Waiting times for NHS hospital treatment will fall to an average of nine weeks by 2008 with no patient waiting more than 18 weeks from GP referral to operation, the Health Secretary, John Reid, pledged yesterday.
Launching the much trailed five-year plan for the NHS which amounts to Labour's manifesto for the next election, Mr Reid promised increased choice for patients, extra support for people with chronic conditions and a stronger emphasis on prevention.
By 2008, all patients will be offered treatment at any hospital in England, NHS or private, that can meet NHS standards and provide care at the NHS price, he said. Money will follow the patient providing an incentive for hospitals to compete for business, in a manner similar to the Tories' internal market.
But the NHS tariff - to be rolled out over the next four years - will provide a list of fixed, non-negotiable prices for each treatment, leaving hospitals to compete on quality and speed of access rather than cost.
Private hospitals will provide up to 15 per cent of operations and an increasing number of diagnostic procedures, the document says.
Most of the targets in the NHS plan in 2000 have been swept away but a handful remain which are focused on waiting times, reductions in cancer and heart disease and the implementation of electronic patient records.
Mr Reid said no one would lose out under Labour's plans. "Our choice is for everyone, paid for by the NHS backed by increases in resources."
The 80-page "NHS Improvement Plan" says that in four years' time waiting times for treatment will have ceased to be the main concern for patients and the public. Instead the questions of how and where they are to be treated and the quality of care will assume increased importance.
To achieve this, the document envisages an expansion of capacity - investment in the NHS is set to grow to £90.2bn by 2007-08, averaging 7.3 per cent real terms growth over the five-year period - and a change in the way the NHS works.

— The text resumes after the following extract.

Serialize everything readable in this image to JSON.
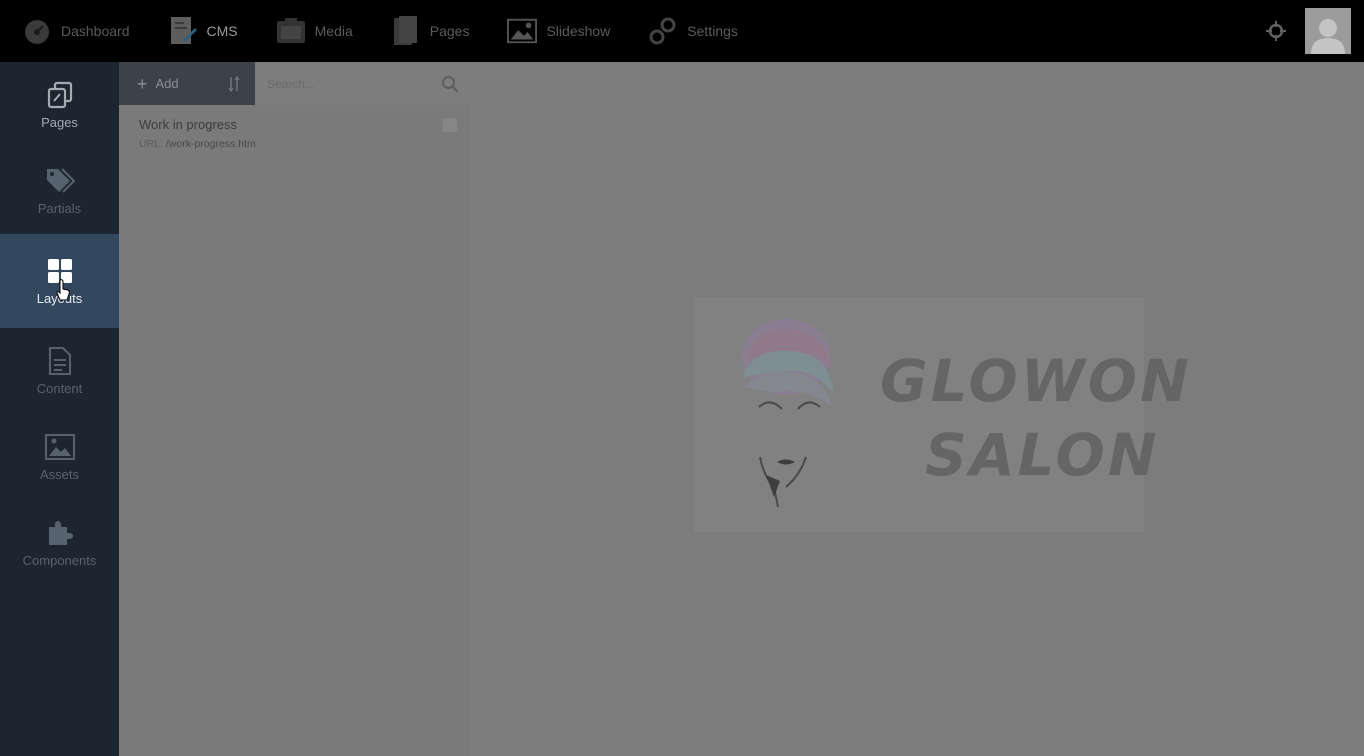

In addition to treating more people in hospital, more will also be cared for at home or in the community. Thousands of new community matrons will provide "personalised care" for 17.5 million people suffering chronic and long-term medical conditions such as diabetes.
Chronic illness imposes huge demands on the health service with one in ten of all hospital patients accounting for 55 per cent of hospital stays. By improving the care of people closer to home through specialist nurses and GPs, the expectation is that this will lead to reduced emergency admissions.
Andrew Lansley, the shadow Health Secretary, accused the Government of a "pig-headed" obsession with targets. "Labour has failed to listen to the real concerns of NHS staff," he said. "They are fed up with targets."
Paul Burstow, the health spokesman for the Liberal Democrats, said the plan was just another five years of targets and tick boxes "tying the hands of doctors and nurses".
Karen Jennings, head of health at Unison, the largest health union, said the Government should be building up capacity in the NHS rather than developing the private sector.
"The Government must know that any expansion of the private sector will be at the expense of the NHS," she said.Reuse content